[[ DATA SUPPLIED, beginning ]]
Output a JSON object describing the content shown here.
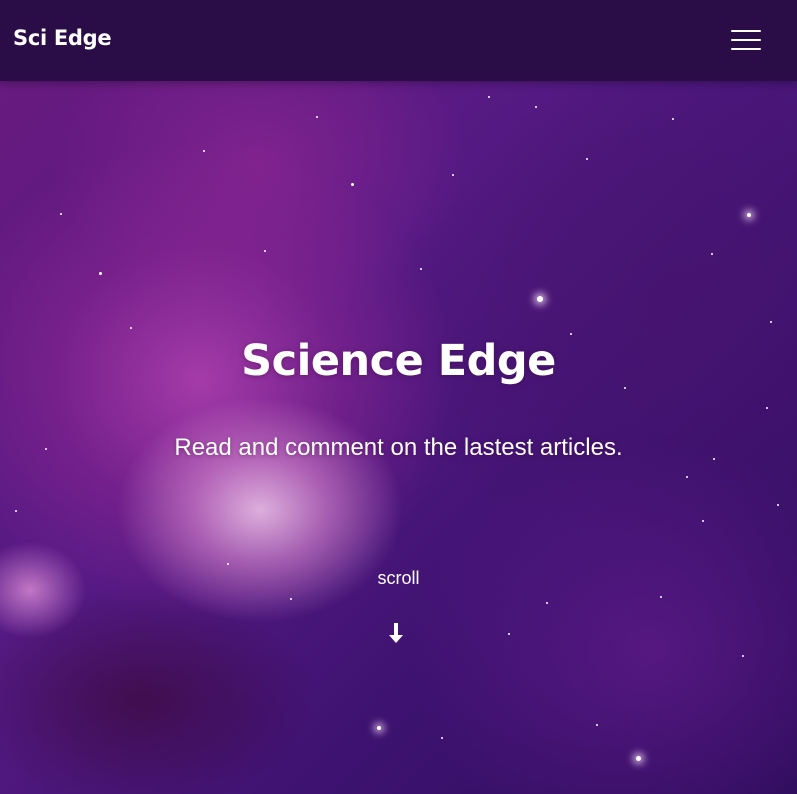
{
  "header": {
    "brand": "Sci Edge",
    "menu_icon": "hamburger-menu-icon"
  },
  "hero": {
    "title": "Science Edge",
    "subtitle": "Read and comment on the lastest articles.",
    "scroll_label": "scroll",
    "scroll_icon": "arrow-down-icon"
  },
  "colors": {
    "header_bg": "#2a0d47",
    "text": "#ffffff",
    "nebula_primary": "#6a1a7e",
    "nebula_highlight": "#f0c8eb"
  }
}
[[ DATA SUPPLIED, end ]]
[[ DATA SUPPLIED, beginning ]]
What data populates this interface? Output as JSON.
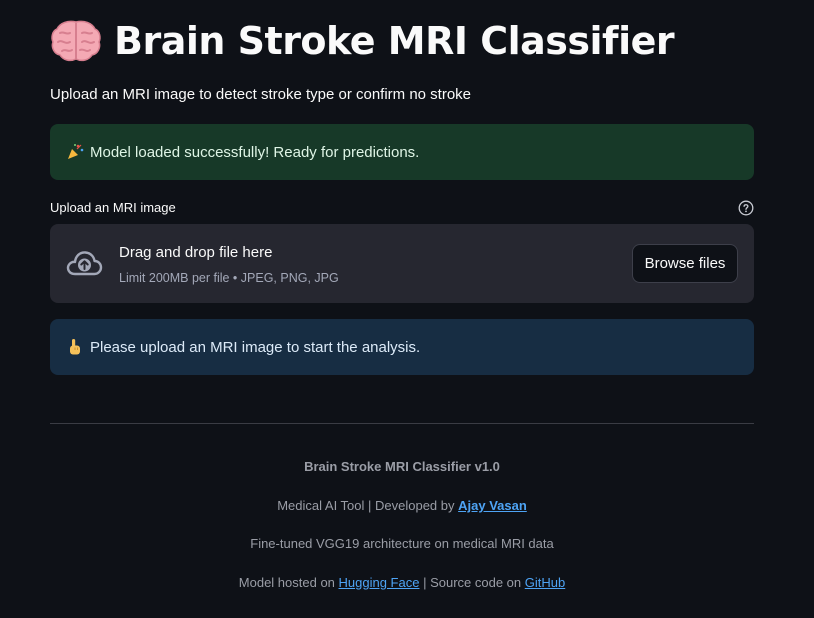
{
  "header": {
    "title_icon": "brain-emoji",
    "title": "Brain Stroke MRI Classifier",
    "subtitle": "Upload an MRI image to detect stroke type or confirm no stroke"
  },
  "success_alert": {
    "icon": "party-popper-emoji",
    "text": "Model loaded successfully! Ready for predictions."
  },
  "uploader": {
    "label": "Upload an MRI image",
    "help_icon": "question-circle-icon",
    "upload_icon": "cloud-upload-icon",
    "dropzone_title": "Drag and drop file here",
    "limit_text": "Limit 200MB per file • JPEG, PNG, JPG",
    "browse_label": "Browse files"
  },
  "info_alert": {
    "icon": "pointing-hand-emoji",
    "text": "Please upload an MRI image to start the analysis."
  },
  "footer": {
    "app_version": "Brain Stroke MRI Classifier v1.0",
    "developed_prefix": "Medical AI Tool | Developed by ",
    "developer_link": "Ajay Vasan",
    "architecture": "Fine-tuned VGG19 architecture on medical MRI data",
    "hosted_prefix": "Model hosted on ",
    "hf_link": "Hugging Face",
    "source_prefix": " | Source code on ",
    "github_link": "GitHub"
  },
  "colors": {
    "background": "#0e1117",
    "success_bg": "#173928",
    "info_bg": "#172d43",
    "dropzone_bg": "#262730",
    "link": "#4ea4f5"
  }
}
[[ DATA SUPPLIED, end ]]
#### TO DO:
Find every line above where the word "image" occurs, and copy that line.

#### ANSWER TO THIS EXERCISE:
    "subtitle": "Upload an MRI image to detect stroke type or confirm no stroke"
    "label": "Upload an MRI image",
    "text": "Please upload an MRI image to start the analysis."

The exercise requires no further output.